TASK DESCRIPTION
In the entries below, how many lines contain the string "Fund"? State the number and nothing else.

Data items
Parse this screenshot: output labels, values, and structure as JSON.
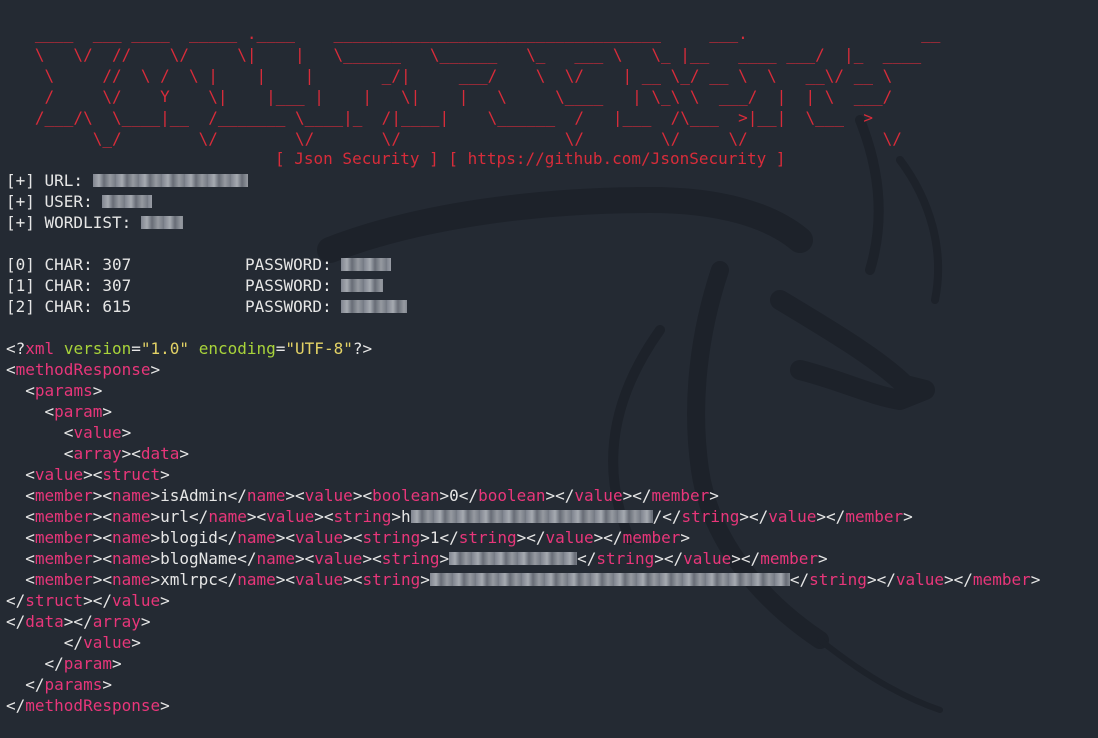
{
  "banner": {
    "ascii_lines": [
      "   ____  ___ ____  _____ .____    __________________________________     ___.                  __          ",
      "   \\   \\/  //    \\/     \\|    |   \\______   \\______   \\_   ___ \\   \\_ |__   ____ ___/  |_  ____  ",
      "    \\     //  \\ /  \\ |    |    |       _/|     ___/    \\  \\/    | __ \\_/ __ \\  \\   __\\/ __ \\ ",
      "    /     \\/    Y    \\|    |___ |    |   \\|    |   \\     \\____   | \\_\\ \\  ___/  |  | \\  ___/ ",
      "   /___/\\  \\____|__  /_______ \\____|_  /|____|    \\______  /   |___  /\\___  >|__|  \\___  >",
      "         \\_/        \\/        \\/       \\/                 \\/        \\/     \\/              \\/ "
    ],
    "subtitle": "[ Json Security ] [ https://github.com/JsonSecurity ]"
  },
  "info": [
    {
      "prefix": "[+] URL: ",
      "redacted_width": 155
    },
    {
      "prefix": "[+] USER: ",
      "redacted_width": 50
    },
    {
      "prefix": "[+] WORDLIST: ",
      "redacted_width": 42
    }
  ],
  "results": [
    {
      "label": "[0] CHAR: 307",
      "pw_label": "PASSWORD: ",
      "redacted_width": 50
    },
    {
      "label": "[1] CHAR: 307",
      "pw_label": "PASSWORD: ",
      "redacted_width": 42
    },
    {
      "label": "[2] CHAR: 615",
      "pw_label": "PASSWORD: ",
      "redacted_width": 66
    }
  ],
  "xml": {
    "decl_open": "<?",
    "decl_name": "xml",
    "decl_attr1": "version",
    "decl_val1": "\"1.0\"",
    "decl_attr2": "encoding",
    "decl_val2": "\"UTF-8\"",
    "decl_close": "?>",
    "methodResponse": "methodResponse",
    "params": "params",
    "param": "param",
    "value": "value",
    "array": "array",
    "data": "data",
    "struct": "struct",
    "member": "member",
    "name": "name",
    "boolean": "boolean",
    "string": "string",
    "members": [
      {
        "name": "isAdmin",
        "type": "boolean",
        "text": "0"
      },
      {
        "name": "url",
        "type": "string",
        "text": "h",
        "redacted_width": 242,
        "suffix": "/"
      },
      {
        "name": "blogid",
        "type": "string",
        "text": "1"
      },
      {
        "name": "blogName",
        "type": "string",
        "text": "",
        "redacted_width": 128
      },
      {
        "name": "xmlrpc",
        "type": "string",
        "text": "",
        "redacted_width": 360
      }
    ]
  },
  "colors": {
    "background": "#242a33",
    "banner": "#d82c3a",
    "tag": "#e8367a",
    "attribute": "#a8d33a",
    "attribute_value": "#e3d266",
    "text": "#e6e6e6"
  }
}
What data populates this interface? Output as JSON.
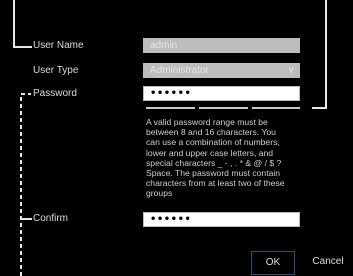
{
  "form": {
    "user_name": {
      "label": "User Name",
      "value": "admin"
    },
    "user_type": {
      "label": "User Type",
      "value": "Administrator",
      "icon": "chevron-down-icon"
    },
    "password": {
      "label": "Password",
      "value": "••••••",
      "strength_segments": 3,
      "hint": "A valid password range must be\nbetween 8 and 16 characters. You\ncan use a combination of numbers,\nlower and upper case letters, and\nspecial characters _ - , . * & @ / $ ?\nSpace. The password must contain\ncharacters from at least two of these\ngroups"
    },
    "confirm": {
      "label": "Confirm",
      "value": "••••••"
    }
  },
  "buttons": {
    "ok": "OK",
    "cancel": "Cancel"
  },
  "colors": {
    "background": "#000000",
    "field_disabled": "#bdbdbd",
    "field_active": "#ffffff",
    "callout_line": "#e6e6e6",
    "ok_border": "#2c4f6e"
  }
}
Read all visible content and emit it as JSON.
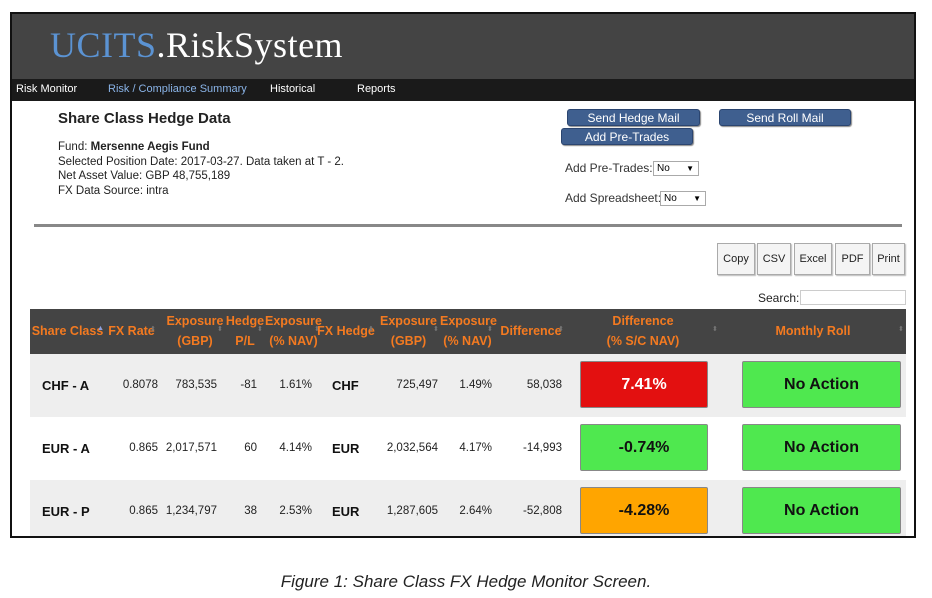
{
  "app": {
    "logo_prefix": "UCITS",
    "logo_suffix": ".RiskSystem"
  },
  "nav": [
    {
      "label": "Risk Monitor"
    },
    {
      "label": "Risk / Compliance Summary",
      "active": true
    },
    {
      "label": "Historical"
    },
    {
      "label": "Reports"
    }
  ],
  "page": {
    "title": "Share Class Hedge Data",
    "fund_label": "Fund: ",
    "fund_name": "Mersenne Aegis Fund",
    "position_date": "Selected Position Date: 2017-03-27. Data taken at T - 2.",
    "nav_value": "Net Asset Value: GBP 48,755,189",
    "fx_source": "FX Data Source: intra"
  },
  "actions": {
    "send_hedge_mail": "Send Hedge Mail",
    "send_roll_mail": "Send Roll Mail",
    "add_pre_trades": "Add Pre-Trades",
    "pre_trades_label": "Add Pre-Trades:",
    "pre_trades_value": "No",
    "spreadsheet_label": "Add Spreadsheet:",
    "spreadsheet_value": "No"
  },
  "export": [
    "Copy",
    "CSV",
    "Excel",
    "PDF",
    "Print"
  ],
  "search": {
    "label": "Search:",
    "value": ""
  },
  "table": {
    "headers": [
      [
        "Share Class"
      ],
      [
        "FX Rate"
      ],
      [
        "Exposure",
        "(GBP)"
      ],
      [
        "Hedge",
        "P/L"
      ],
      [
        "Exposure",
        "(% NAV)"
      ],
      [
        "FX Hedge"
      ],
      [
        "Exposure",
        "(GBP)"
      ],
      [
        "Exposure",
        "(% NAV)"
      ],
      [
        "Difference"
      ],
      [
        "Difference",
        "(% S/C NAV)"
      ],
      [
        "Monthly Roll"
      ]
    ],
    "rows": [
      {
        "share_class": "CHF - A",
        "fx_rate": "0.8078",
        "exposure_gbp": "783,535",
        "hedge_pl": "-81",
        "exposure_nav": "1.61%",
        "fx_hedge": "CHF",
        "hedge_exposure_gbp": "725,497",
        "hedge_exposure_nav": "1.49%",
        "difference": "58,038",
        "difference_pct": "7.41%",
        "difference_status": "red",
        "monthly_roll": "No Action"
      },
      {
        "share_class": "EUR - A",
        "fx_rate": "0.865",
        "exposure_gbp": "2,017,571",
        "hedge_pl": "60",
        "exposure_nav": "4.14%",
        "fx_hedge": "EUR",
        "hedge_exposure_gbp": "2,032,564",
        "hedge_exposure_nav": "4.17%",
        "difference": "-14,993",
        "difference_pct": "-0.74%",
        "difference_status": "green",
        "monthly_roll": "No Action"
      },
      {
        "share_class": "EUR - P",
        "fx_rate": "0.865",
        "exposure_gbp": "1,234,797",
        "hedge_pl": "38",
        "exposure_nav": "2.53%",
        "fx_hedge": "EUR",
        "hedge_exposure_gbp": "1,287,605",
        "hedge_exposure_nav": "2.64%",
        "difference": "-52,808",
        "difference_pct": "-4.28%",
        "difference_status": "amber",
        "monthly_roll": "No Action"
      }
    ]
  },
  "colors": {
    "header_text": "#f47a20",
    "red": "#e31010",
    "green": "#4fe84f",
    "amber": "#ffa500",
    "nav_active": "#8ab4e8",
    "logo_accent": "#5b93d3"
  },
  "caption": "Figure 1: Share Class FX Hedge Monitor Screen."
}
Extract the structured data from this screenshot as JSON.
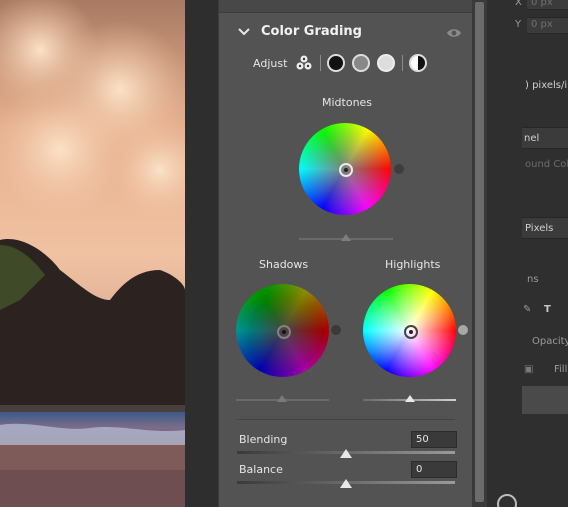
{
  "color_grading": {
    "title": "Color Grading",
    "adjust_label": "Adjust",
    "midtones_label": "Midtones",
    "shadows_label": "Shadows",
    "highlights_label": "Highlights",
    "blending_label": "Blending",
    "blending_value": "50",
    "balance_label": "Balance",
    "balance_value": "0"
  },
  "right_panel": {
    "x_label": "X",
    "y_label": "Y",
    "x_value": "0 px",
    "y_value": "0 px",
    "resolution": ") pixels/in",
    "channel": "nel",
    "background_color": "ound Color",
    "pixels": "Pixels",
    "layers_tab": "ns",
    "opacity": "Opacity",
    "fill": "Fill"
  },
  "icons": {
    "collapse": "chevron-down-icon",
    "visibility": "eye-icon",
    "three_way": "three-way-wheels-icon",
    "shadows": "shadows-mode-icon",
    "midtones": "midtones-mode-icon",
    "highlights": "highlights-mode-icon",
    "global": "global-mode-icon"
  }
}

EXERCISE ANSWER
2